Christopher Merrill likes to say that in his job he has a chance every hour to realize how little he knows about the world.
As director of the International Writing Program (IWP), Merrill welcomes 30 to 35 of the world’s emerging and established writers to the University of Iowa each fall to participate in the Fall Residency Program, where writers enhance their literary talents and share stories of their homelands through the written and spoken word.
“Over the last 50 years, the International Writing Program has made the world feel smaller and much more interesting,” Merrill says. “We have brought more than 1,400 writers from 150 countries to Iowa City. These writers in their various ways have introduced us to their literary traditions we know nothing about. That’s what makes this unique program in the world of letters so fascinating.
“Day by day, we have poets, fiction writers, essayists, playwrights, and screen writers reminding us how complex the world is.”
From October 8-15, coinciding with the Iowa City Book Festival, the IWP will hold its 50th anniversary celebration. The program, started in 1967, will bring back to Iowa City a number of their distinguished alumni to participate in readings and panels about the changes to national literary landscapes, the impact of the IWP on different regions of the world, and the future of literary genres.

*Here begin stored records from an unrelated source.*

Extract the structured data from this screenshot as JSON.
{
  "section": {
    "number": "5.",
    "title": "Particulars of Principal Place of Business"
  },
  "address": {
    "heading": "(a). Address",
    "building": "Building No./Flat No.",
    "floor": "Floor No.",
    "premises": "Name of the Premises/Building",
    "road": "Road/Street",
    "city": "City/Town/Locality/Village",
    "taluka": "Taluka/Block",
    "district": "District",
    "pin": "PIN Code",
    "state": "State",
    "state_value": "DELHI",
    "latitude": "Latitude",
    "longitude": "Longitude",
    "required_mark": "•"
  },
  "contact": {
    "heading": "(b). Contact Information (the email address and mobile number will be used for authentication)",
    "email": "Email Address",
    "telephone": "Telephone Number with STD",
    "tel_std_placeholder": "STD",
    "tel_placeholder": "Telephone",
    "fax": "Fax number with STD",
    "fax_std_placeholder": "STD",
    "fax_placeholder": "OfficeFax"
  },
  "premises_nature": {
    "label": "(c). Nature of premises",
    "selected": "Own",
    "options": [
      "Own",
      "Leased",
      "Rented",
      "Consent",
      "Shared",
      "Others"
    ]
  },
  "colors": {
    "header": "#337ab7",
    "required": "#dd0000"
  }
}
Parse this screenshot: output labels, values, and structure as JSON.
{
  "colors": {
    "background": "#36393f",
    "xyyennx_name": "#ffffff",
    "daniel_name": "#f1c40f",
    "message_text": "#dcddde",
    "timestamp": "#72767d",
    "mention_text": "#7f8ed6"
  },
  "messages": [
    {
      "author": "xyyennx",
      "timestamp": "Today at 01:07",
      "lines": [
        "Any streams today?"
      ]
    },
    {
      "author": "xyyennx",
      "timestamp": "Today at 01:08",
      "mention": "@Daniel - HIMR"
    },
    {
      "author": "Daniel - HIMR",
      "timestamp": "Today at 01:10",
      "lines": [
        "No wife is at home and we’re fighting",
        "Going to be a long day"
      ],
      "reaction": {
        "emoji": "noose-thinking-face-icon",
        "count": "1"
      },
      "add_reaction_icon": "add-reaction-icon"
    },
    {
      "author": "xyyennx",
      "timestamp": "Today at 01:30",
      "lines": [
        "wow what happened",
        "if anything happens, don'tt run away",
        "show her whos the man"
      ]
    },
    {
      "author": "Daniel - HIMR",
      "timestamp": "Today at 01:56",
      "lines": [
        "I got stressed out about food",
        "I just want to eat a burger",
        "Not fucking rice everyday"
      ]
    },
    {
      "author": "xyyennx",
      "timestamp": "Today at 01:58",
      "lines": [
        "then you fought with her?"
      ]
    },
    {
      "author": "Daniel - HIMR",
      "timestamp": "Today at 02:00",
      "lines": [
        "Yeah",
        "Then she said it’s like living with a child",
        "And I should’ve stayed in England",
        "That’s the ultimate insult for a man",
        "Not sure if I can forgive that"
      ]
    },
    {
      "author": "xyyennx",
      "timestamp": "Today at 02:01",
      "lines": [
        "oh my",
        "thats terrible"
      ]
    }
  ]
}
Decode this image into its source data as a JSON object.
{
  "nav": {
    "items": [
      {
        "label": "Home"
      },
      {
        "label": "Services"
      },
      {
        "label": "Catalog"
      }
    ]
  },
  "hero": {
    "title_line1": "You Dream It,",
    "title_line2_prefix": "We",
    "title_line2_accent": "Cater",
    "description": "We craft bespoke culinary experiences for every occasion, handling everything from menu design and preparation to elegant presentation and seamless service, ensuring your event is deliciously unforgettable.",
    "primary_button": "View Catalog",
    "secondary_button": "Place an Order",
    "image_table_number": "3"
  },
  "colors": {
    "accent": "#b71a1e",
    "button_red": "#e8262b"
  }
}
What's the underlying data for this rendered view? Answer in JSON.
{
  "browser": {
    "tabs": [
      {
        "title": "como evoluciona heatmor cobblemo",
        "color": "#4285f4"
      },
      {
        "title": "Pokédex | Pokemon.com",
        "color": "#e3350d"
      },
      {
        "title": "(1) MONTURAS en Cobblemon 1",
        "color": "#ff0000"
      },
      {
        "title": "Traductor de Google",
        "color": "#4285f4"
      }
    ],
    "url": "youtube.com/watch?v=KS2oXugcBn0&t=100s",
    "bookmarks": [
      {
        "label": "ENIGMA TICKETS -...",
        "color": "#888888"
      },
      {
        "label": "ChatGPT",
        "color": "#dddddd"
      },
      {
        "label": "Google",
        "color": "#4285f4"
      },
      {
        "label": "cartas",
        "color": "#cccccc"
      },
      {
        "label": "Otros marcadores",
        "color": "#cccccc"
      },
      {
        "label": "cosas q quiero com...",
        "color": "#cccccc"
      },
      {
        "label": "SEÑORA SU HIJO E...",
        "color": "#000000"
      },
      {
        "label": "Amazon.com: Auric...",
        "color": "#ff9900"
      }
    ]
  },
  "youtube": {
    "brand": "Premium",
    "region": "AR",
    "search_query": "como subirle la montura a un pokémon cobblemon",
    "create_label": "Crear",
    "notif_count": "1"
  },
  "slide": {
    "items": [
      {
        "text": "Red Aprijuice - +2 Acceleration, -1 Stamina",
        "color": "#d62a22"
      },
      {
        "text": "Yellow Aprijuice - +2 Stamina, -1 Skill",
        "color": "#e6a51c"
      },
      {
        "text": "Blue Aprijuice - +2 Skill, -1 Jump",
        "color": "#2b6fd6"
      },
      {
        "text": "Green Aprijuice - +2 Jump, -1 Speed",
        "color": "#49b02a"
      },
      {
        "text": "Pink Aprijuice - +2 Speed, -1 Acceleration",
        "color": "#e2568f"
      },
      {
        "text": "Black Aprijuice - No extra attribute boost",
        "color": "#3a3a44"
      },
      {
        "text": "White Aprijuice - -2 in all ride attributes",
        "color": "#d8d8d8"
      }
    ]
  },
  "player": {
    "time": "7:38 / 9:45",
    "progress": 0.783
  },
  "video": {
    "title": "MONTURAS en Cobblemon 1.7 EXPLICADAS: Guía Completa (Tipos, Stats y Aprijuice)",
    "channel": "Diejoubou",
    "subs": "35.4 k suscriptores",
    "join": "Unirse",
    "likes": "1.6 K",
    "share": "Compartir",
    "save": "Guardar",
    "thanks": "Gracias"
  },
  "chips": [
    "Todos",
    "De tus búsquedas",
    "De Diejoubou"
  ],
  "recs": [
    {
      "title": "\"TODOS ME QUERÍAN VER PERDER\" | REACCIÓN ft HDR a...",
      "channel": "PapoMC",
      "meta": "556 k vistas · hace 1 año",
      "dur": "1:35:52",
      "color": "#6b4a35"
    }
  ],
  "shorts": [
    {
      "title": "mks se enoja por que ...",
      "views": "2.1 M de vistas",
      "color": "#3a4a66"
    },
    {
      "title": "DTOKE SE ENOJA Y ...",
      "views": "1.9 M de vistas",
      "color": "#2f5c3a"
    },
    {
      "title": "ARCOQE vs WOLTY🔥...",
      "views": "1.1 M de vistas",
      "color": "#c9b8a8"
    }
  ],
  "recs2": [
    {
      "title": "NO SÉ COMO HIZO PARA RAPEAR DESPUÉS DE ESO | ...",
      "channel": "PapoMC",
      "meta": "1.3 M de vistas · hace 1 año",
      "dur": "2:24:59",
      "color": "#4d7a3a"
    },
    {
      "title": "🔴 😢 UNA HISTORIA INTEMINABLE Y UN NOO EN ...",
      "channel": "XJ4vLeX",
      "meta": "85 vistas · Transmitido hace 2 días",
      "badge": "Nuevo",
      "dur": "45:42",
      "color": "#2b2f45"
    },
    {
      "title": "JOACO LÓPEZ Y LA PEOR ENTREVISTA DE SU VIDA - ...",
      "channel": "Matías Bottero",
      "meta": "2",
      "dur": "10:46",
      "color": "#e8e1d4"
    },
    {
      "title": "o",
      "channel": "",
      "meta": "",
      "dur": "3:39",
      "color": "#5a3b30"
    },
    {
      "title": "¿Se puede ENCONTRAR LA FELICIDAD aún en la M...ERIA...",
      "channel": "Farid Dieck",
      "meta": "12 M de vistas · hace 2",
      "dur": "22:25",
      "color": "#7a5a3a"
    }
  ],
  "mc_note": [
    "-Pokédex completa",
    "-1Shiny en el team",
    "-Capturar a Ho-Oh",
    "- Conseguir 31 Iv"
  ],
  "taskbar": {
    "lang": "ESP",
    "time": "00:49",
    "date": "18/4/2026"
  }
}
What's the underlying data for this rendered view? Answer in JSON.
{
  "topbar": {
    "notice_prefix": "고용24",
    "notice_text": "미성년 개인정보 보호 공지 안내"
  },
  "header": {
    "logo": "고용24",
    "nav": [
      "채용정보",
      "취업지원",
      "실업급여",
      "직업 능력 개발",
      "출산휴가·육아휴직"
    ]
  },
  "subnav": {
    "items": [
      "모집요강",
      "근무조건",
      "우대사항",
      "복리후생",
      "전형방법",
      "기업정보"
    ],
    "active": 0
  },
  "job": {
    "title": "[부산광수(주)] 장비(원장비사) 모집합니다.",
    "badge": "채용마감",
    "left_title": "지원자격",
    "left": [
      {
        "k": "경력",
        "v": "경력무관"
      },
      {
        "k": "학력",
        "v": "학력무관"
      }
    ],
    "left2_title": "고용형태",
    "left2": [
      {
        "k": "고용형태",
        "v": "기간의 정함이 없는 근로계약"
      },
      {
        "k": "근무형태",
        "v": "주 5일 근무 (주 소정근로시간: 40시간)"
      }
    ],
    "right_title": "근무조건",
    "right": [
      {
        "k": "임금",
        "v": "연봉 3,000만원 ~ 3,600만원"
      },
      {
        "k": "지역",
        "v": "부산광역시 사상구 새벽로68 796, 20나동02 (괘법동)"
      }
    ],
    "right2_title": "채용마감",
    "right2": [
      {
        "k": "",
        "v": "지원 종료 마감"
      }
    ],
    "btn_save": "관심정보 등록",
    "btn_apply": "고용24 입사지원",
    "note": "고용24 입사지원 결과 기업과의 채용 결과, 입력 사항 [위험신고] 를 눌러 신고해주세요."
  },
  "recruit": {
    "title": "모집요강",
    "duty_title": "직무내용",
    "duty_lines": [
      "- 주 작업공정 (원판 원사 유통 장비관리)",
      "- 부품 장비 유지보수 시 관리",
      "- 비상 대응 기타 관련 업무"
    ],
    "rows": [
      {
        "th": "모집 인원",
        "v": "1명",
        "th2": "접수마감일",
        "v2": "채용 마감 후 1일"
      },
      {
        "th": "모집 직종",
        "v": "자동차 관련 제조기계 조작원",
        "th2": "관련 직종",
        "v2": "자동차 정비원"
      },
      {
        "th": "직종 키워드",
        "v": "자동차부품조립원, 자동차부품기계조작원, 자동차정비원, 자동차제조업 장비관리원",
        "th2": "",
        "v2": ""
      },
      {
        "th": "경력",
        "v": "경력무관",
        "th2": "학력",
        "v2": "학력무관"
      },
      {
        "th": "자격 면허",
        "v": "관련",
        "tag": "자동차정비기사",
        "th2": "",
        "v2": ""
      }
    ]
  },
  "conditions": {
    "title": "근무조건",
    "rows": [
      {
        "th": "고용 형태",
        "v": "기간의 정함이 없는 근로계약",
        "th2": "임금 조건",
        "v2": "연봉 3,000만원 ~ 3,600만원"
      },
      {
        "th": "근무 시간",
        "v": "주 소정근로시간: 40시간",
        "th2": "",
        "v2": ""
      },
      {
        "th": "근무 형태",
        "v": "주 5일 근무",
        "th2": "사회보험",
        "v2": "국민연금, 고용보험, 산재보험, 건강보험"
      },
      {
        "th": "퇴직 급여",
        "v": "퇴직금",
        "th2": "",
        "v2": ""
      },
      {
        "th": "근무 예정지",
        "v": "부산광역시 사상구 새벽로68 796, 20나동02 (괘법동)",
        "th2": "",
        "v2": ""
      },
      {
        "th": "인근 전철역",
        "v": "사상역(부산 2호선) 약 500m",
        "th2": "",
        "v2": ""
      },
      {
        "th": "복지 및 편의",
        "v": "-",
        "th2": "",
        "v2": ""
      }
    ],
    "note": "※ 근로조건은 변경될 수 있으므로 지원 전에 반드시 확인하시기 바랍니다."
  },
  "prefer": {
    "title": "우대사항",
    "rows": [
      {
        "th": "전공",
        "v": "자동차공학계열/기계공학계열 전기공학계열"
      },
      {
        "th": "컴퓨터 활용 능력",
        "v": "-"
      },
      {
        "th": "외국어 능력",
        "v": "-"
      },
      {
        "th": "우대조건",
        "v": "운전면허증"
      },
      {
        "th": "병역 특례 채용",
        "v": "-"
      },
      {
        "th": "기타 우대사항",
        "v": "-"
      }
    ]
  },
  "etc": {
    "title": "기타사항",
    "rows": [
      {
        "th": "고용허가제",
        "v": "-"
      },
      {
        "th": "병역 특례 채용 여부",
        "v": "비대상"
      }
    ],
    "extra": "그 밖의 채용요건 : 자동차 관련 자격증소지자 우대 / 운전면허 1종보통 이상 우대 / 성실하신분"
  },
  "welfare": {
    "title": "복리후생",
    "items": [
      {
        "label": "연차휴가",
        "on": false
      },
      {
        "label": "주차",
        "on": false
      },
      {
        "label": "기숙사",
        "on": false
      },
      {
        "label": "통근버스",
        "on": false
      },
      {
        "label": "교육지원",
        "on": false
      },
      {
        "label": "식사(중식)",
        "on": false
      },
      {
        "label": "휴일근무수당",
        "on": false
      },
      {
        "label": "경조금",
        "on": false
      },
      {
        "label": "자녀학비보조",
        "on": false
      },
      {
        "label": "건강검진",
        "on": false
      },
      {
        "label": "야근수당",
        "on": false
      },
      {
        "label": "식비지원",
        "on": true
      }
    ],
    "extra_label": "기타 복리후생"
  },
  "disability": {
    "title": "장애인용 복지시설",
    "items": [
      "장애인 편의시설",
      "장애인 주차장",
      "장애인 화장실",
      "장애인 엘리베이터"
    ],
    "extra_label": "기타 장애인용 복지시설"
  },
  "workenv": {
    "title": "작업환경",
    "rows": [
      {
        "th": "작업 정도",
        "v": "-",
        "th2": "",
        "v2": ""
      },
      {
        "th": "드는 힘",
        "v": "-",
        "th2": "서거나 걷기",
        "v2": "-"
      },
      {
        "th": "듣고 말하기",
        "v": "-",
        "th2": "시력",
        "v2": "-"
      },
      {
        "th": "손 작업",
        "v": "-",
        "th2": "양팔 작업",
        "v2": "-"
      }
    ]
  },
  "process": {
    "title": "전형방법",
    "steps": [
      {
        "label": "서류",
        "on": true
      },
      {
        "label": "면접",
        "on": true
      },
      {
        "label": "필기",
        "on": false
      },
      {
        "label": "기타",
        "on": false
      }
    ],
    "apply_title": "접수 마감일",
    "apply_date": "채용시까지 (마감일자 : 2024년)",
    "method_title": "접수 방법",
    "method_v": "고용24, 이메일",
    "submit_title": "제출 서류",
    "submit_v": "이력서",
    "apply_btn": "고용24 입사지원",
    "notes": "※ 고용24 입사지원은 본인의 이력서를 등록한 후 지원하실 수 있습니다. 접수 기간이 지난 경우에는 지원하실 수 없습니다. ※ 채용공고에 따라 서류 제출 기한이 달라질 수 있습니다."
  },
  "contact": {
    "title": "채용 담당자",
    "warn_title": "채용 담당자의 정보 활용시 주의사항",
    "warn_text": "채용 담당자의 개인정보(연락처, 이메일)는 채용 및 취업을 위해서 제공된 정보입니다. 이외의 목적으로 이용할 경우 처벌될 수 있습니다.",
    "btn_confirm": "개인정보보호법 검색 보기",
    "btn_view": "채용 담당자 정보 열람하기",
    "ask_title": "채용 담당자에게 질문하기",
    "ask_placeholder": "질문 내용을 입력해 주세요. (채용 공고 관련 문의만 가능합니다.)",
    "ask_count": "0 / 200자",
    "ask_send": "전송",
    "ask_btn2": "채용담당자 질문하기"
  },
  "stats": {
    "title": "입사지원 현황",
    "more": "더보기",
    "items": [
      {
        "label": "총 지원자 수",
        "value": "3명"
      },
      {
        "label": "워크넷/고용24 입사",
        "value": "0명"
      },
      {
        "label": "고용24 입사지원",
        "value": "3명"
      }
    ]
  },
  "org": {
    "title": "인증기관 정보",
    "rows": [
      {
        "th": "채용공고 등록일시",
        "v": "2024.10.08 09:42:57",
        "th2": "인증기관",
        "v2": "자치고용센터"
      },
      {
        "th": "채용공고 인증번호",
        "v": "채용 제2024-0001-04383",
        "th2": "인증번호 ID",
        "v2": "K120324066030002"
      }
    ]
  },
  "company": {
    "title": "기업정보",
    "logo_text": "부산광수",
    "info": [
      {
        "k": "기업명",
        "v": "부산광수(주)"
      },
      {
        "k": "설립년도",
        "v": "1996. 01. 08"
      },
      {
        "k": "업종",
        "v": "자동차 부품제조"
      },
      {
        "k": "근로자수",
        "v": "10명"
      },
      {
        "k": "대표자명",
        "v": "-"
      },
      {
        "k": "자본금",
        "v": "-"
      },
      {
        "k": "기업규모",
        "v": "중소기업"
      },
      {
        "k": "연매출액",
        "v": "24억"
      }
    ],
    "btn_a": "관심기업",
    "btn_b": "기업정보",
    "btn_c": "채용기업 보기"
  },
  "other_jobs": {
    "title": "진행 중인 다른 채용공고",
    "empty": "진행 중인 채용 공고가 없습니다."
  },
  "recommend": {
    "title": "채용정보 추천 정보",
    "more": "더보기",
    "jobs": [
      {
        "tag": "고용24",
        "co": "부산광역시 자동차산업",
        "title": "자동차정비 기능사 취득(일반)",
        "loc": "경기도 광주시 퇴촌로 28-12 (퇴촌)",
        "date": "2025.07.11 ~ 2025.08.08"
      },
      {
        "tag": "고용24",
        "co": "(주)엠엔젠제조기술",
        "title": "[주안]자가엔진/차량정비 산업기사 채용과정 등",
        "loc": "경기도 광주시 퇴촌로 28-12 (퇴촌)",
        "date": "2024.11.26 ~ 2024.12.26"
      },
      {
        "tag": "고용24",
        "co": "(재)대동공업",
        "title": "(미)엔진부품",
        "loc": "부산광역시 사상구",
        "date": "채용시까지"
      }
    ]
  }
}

“We have the chance in this small town to bring together writers from so many places who remind us that the world is a much more mysterious place than we imagine,” Merrill says.
Writing world comes to Iowa City
Over the course of the 12-week Fall Residency, in addition to working on their own projects, writers give readings and lectures about their work and cultures, collaborate with artists from other genres and art forms, and travel and interact with American audiences and literary communities across the United States.
Ameena Hussein, a novelist from Sri Lanka, had never experienced anything like the IWP before traveling to Iowa City in 2005 as a visiting writer.
“I began to think more about my writing and to aspire to write better as a result of this program,” Hussein says. “In subsequent years, IWP also gave me a chance to visit Greece and the Maldives, where together with other creatives from other parts of the world, we discussed issues that were relevant and timely in these unique settings, which combine history, culture, the environment, and the fact that we all belong to the global village.”
As part of the IWP family, Hussein is friends with writers from Syria, Libya, Japan, and Kazakshatan.
“I am part of a larger world—the world of creatives that transcend nationality, faith, and politics,” Hussein says.
Yvonne Owuor, a novelist from Kenya, credits IWP for reconnecting her with the soul of storytelling.
“IWP complicated my notion of state and nation and home,” Owuor says. “It expanded my soul and imagination to understand that country is bigger than the geographical space into which one was born. It imbued me with a new restlessness, an inability to be complacent and contented with the comfortable and familiar things of belonging.”
IWP’s cultural diplomacy
For the first 35 years of the IWP, the world came to Iowa.
That all changed with the terrorist attacks of September 11, 2001. That dark day in American history caused cultural diplomacy at the U.S. State Department to be redefined. IWP played a key role in that process.
“After 9/11, we started to think of cultural diplomacy as a two-way exchange,” Merrill says. “Every fall, writers from around the world come here. Now, we also take writers out to places of strategic interest.
We opened up the world to writing, to the magic of Iowa City, to our distance learning programs.”
Earlier this year, Merrill gave a lecture with a question-and-answer session for students at the International University of Moscow. Merrill says these students were quite interested in how the United States teaches creative writing and what American literature is all about.
IWP also exposed the war-torn city of Baghdad, Iraq to writing. Merrill and his colleagues brought together Iraqi writers, professors, and municipal officials and helped them nominate Baghdad for the UNESCO Creative Cities Network. In 2015, Baghdad gained membership into the Creative Cities Network.
“I am quite proud of our role in helping heal the wounds of war through some small creative action,” Merrill says. “It allows writers in Baghdad to be in touch with all these creative writers from UNESCO cities of literature around the world.
“In cultural diplomacy, we’re trying to share our enthusiasm, our curiosity, and our ideas about writing.”
Merrill, a poet, essayist, journalist, and translator, has directed the International Writing Program since 2000. His impact is felt locally in Iowa City—a UNESCO City of Literature—and all over the world.
Owuor credits Merrill for taking a risk on her, a stranger starting out in the world of writing.
“Chris Merrill has been a version of the three witches of Macbeth for me; invoker of literary destiny, a presence at the back of my creating mind that is a lightning rod,” Owuor says. “He provides the assurance to continue even when the literary realms and landscapes become filled with uncertainties. Without him, I would not be writing with the abandonment I do now. I would not have known that it is OK to toss the illusion of certainties into the air and trust the unknown.”
Simply put, he is an inspiration in the world of writing.
“He is the captain of the IWP ship that he steers so deftly,” Hussein says. “He is someone who is constantly enthusiastic about all he does and who is completely engaged with people in a meaningful way.”